Restaurants in B.C. that serve “sea vegetables” include Tojo’s Japanese Restaurant, Wickinninish Inn and The Wolf in the Fog featuring Bamfield Seaweed Salad. The Tofino Brewey makes Kelp Stout.
Pacific Seaweeds: 978-1550172409
Cedar, Salmon: 978-1-926991-61-0

Top Ten Things You Don’t Know About Kelp

1. The female kelp produces a perfume that attracts the sperm. This substance smells like gin.
2. Kelp is the source of umami, a flavour enhancer. The new scientific discipline of gastrophysics was partly started to understand “savory taste,” one of the five basic tastes (including sweetness, sourness, bitterness, and saltiness).
3. The brown pigment of kelp, fucoxanthin, is a strong antioxidant.
4. The slime of kelp, fucoidan, is thought to hold off the diseases associated with aging (hypertension, diabetes, stroke, etc.).
5. Iodine, as an element, was first discovered in kelp. The concentration of iodine in kelp is up to 20,000 greater than in seawater.
6. The San Francisco Philharmonic featured kelp horns on one occasion.
7. In case of nuclear war or meltdown of a nuclear plant, eat some kelp and load up your thyroid gland with the good cold stuff and not the radioactive iodine that can be lethal.
8. Kelp are not plants or animals but plantamials. They are sessile and photosynthetic but when it comes to microscopic structure, egg and sperm sex and not pollen and stigma sex, they are animals.
9. Kelp is considered an excellent source of biofuel. It can be easily grown, does not compete with corn and the like for valuable agricultural land. I call the potential alcohol derived from kelp, kelpanol.

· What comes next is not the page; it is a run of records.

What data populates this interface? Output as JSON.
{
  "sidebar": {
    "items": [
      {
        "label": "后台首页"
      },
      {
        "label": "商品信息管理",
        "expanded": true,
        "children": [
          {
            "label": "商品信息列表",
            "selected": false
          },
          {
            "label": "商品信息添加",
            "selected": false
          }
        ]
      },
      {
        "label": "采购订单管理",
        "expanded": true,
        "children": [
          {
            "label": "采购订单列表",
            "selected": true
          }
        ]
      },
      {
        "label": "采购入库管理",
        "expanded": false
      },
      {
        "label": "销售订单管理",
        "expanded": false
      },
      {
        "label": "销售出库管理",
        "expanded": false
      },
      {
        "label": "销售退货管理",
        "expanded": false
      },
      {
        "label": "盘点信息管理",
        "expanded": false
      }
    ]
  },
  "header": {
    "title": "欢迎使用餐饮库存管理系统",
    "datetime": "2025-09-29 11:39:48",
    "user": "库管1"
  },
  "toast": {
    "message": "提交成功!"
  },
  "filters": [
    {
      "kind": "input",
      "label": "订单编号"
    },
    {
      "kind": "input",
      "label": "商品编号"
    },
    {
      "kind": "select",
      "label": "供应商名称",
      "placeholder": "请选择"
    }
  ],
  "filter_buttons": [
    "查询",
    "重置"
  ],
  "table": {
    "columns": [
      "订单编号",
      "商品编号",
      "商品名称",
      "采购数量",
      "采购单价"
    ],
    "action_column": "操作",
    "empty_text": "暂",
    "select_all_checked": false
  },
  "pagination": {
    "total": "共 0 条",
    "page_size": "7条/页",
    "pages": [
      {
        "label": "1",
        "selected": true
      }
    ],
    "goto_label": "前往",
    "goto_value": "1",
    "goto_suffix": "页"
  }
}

10. Kelp brownies are substituted for dope confections by matured hippies.